Please copy every line of the material exactly.

───

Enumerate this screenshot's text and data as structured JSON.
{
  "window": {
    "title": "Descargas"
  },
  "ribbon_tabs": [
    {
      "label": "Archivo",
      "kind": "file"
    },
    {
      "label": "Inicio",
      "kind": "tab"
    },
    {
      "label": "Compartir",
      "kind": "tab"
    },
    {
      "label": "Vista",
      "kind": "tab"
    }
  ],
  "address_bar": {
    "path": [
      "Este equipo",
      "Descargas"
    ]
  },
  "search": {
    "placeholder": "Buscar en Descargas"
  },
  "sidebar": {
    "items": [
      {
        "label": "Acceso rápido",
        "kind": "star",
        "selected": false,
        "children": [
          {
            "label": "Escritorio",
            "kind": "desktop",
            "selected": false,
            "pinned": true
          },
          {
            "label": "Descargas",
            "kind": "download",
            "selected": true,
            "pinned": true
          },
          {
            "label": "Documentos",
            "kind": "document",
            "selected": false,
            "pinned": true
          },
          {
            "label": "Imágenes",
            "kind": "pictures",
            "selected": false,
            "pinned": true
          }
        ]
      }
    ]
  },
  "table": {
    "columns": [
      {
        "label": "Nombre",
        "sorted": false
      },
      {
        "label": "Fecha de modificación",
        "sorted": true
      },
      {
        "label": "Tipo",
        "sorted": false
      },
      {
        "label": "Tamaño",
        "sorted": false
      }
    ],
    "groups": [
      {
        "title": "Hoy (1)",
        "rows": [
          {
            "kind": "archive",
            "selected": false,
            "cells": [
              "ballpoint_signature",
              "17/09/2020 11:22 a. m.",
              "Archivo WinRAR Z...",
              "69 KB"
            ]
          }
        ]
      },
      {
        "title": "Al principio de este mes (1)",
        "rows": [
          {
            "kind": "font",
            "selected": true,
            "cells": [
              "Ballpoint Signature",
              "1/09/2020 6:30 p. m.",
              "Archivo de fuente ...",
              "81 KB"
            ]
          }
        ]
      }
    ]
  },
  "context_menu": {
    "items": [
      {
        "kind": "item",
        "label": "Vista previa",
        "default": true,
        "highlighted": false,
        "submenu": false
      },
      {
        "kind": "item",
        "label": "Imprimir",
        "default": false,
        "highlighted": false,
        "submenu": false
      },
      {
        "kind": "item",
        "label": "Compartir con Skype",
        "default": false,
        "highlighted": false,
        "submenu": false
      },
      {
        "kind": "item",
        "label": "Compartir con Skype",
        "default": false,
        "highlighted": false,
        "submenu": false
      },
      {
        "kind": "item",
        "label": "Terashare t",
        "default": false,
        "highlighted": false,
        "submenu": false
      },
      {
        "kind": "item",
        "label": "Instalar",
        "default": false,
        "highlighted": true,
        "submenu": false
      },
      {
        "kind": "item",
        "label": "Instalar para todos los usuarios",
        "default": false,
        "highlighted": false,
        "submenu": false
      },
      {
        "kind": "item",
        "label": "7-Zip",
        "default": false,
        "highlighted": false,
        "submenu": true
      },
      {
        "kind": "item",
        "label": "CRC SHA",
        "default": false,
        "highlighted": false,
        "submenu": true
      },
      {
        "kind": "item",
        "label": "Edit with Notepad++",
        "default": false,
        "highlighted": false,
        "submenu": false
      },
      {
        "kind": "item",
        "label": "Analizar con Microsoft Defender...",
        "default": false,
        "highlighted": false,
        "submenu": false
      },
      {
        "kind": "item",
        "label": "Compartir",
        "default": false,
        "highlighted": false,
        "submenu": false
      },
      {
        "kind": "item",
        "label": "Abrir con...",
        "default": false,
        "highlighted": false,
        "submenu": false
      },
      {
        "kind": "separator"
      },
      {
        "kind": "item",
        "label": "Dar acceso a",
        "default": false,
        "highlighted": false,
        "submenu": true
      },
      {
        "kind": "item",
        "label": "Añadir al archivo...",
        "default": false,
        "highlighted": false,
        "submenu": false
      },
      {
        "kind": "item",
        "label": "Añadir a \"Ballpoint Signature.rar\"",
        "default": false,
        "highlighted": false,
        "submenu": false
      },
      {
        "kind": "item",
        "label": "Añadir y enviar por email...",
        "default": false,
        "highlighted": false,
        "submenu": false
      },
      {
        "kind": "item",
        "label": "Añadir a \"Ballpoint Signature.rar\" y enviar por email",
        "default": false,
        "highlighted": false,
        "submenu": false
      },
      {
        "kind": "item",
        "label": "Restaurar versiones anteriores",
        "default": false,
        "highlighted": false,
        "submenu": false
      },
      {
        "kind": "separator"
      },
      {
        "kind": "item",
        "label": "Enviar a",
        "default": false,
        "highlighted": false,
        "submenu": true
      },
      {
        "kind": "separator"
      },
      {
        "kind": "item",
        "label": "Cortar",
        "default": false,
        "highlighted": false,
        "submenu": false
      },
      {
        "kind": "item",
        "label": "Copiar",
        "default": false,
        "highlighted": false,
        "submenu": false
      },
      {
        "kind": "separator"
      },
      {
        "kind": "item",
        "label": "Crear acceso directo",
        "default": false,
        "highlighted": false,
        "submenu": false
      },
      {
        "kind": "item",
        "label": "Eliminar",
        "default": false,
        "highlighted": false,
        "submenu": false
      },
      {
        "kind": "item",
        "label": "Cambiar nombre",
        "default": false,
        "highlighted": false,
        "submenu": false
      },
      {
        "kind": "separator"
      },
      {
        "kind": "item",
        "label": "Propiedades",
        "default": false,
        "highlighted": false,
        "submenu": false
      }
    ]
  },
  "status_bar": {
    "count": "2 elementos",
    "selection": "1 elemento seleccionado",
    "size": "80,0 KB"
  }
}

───

● Written answer
Enumerate this screenshot's text and data as structured JSON.
{
  "window": {
    "title": "Descargas"
  },
  "ribbon_tabs": [
    {
      "label": "Archivo",
      "kind": "file"
    },
    {
      "label": "Inicio",
      "kind": "tab"
    },
    {
      "label": "Compartir",
      "kind": "tab"
    },
    {
      "label": "Vista",
      "kind": "tab"
    }
  ],
  "address_bar": {
    "path": [
      "Este equipo",
      "Descargas"
    ]
  },
  "search": {
    "placeholder": "Buscar en Descargas"
  },
  "sidebar": {
    "items": [
      {
        "label": "Acceso rápido",
        "kind": "star",
        "selected": false,
        "children": [
          {
            "label": "Escritorio",
            "kind": "desktop",
            "selected": false,
            "pinned": true
          },
          {
            "label": "Descargas",
            "kind": "download",
            "selected": true,
            "pinned": true
          },
          {
            "label": "Documentos",
            "kind": "document",
            "selected": false,
            "pinned": true
          },
          {
            "label": "Imágenes",
            "kind": "pictures",
            "selected": false,
            "pinned": true
          }
        ]
      }
    ]
  },
  "table": {
    "columns": [
      {
        "label": "Nombre",
        "sorted": false
      },
      {
        "label": "Fecha de modificación",
        "sorted": true
      },
      {
        "label": "Tipo",
        "sorted": false
      },
      {
        "label": "Tamaño",
        "sorted": false
      }
    ],
    "groups": [
      {
        "title": "Hoy (1)",
        "rows": [
          {
            "kind": "archive",
            "selected": false,
            "cells": [
              "ballpoint_signature",
              "17/09/2020 11:22 a. m.",
              "Archivo WinRAR Z...",
              "69 KB"
            ]
          }
        ]
      },
      {
        "title": "Al principio de este mes (1)",
        "rows": [
          {
            "kind": "font",
            "selected": true,
            "cells": [
              "Ballpoint Signature",
              "1/09/2020 6:30 p. m.",
              "Archivo de fuente ...",
              "81 KB"
            ]
          }
        ]
      }
    ]
  },
  "context_menu": {
    "items": [
      {
        "kind": "item",
        "label": "Vista previa",
        "default": true,
        "highlighted": false,
        "submenu": false
      },
      {
        "kind": "item",
        "label": "Imprimir",
        "default": false,
        "highlighted": false,
        "submenu": false
      },
      {
        "kind": "item",
        "label": "Compartir con Skype",
        "default": false,
        "highlighted": false,
        "submenu": false
      },
      {
        "kind": "item",
        "label": "Compartir con Skype",
        "default": false,
        "highlighted": false,
        "submenu": false
      },
      {
        "kind": "item",
        "label": "Terashare t",
        "default": false,
        "highlighted": false,
        "submenu": false
      },
      {
        "kind": "item",
        "label": "Instalar",
        "default": false,
        "highlighted": true,
        "submenu": false
      },
      {
        "kind": "item",
        "label": "Instalar para todos los usuarios",
        "default": false,
        "highlighted": false,
        "submenu": false
      },
      {
        "kind": "item",
        "label": "7-Zip",
        "default": false,
        "highlighted": false,
        "submenu": true
      },
      {
        "kind": "item",
        "label": "CRC SHA",
        "default": false,
        "highlighted": false,
        "submenu": true
      },
      {
        "kind": "item",
        "label": "Edit with Notepad++",
        "default": false,
        "highlighted": false,
        "submenu": false
      },
      {
        "kind": "item",
        "label": "Analizar con Microsoft Defender...",
        "default": false,
        "highlighted": false,
        "submenu": false
      },
      {
        "kind": "item",
        "label": "Compartir",
        "default": false,
        "highlighted": false,
        "submenu": false
      },
      {
        "kind": "item",
        "label": "Abrir con...",
        "default": false,
        "highlighted": false,
        "submenu": false
      },
      {
        "kind": "separator"
      },
      {
        "kind": "item",
        "label": "Dar acceso a",
        "default": false,
        "highlighted": false,
        "submenu": true
      },
      {
        "kind": "item",
        "label": "Añadir al archivo...",
        "default": false,
        "highlighted": false,
        "submenu": false
      },
      {
        "kind": "item",
        "label": "Añadir a \"Ballpoint Signature.rar\"",
        "default": false,
        "highlighted": false,
        "submenu": false
      },
      {
        "kind": "item",
        "label": "Añadir y enviar por email...",
        "default": false,
        "highlighted": false,
        "submenu": false
      },
      {
        "kind": "item",
        "label": "Añadir a \"Ballpoint Signature.rar\" y enviar por email",
        "default": false,
        "highlighted": false,
        "submenu": false
      },
      {
        "kind": "item",
        "label": "Restaurar versiones anteriores",
        "default": false,
        "highlighted": false,
        "submenu": false
      },
      {
        "kind": "separator"
      },
      {
        "kind": "item",
        "label": "Enviar a",
        "default": false,
        "highlighted": false,
        "submenu": true
      },
      {
        "kind": "separator"
      },
      {
        "kind": "item",
        "label": "Cortar",
        "default": false,
        "highlighted": false,
        "submenu": false
      },
      {
        "kind": "item",
        "label": "Copiar",
        "default": false,
        "highlighted": false,
        "submenu": false
      },
      {
        "kind": "separator"
      },
      {
        "kind": "item",
        "label": "Crear acceso directo",
        "default": false,
        "highlighted": false,
        "submenu": false
      },
      {
        "kind": "item",
        "label": "Eliminar",
        "default": false,
        "highlighted": false,
        "submenu": false
      },
      {
        "kind": "item",
        "label": "Cambiar nombre",
        "default": false,
        "highlighted": false,
        "submenu": false
      },
      {
        "kind": "separator"
      },
      {
        "kind": "item",
        "label": "Propiedades",
        "default": false,
        "highlighted": false,
        "submenu": false
      }
    ]
  },
  "status_bar": {
    "count": "2 elementos",
    "selection": "1 elemento seleccionado",
    "size": "80,0 KB"
  }
}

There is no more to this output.